■ HOW TO COMPLETE THIS TASK
The answer must be a single number: how many lines in the entries hold the string "지원합니다".

┏━━

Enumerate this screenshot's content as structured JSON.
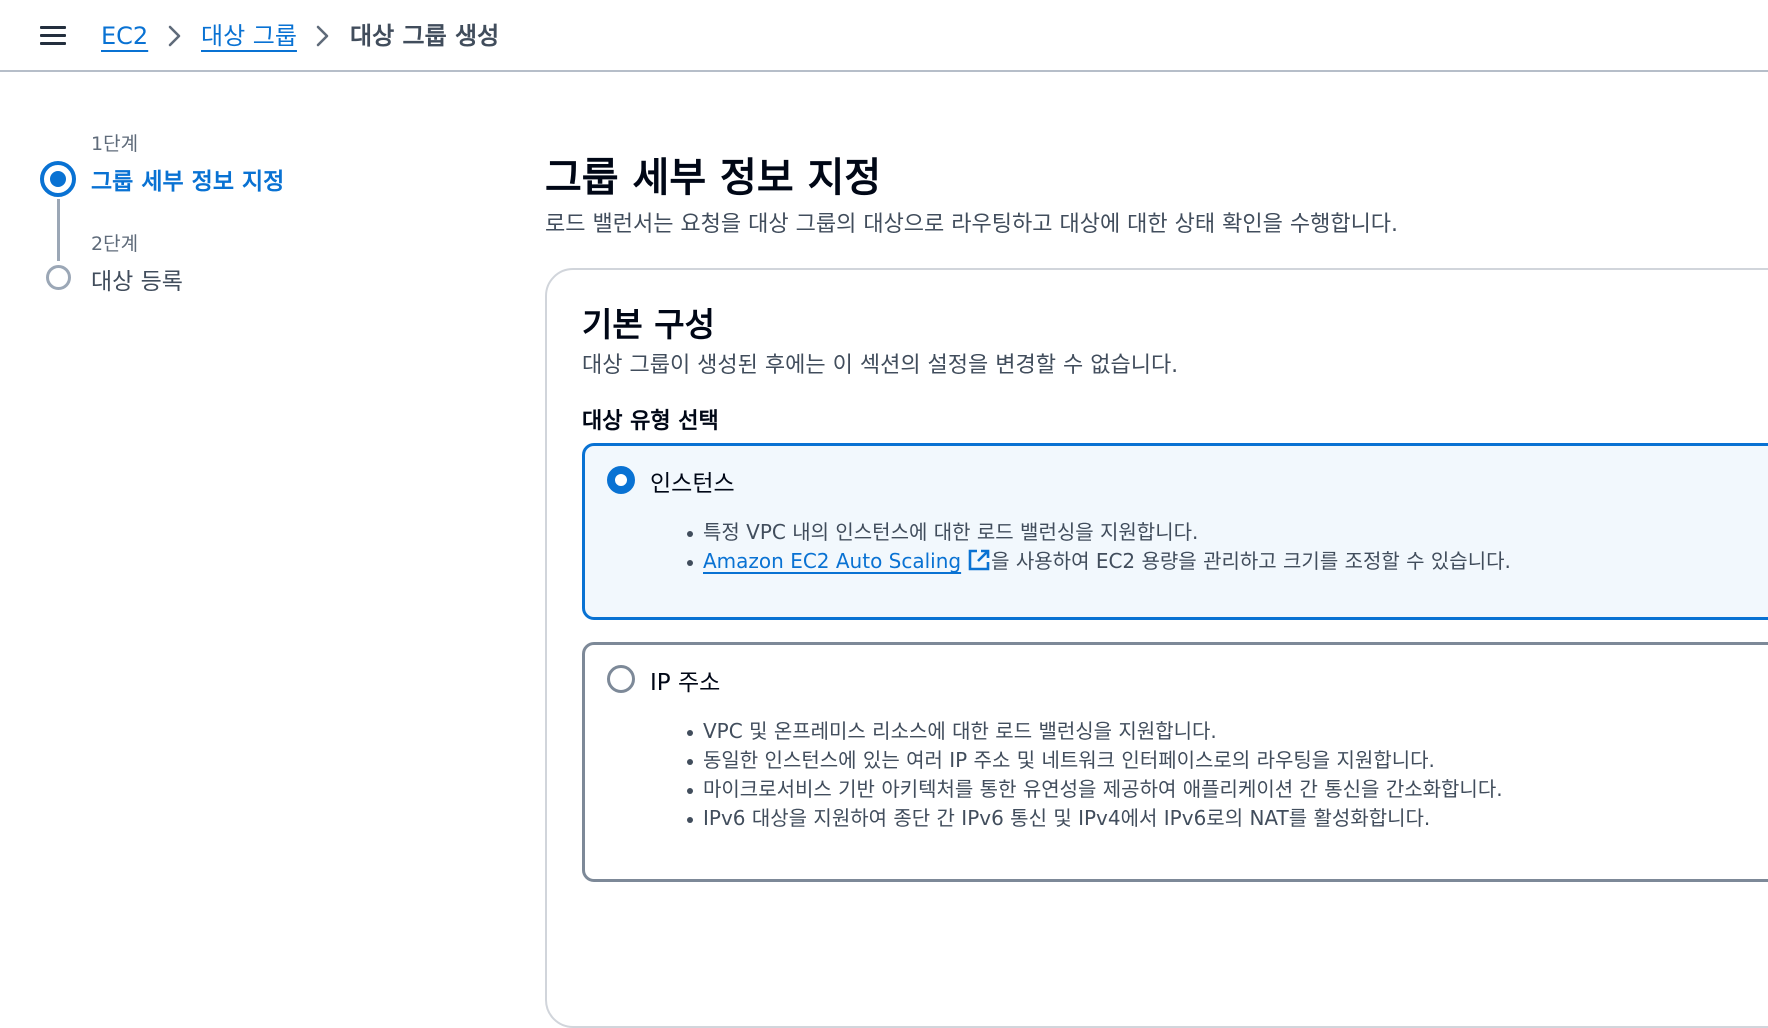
{
  "breadcrumb": {
    "items": [
      "EC2",
      "대상 그룹"
    ],
    "current": "대상 그룹 생성"
  },
  "steps": [
    {
      "label": "1단계",
      "title": "그룹 세부 정보 지정",
      "active": true
    },
    {
      "label": "2단계",
      "title": "대상 등록",
      "active": false
    }
  ],
  "main": {
    "title": "그룹 세부 정보 지정",
    "description": "로드 밸런서는 요청을 대상 그룹의 대상으로 라우팅하고 대상에 대한 상태 확인을 수행합니다."
  },
  "basic_config": {
    "title": "기본 구성",
    "description": "대상 그룹이 생성된 후에는 이 섹션의 설정을 변경할 수 없습니다.",
    "target_type_label": "대상 유형 선택",
    "options": [
      {
        "title": "인스턴스",
        "selected": true,
        "bullets": [
          "특정 VPC 내의 인스턴스에 대한 로드 밸런싱을 지원합니다."
        ],
        "link_bullet": {
          "link_text": "Amazon EC2 Auto Scaling",
          "suffix": "을 사용하여 EC2 용량을 관리하고 크기를 조정할 수 있습니다."
        }
      },
      {
        "title": "IP 주소",
        "selected": false,
        "bullets": [
          "VPC 및 온프레미스 리소스에 대한 로드 밸런싱을 지원합니다.",
          "동일한 인스턴스에 있는 여러 IP 주소 및 네트워크 인터페이스로의 라우팅을 지원합니다.",
          "마이크로서비스 기반 아키텍처를 통한 유연성을 제공하여 애플리케이션 간 통신을 간소화합니다.",
          "IPv6 대상을 지원하여 종단 간 IPv6 통신 및 IPv4에서 IPv6로의 NAT를 활성화합니다."
        ]
      }
    ]
  },
  "icons": {
    "menu": "hamburger-menu-icon",
    "chevron": "chevron-right-icon",
    "external": "external-link-icon"
  },
  "colors": {
    "accent": "#0972d3",
    "text": "#16191f",
    "muted": "#414d5c",
    "border": "#7d8998",
    "selected_bg": "#f2f8fd"
  }
}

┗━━

■ ANSWER TO THIS TASK
3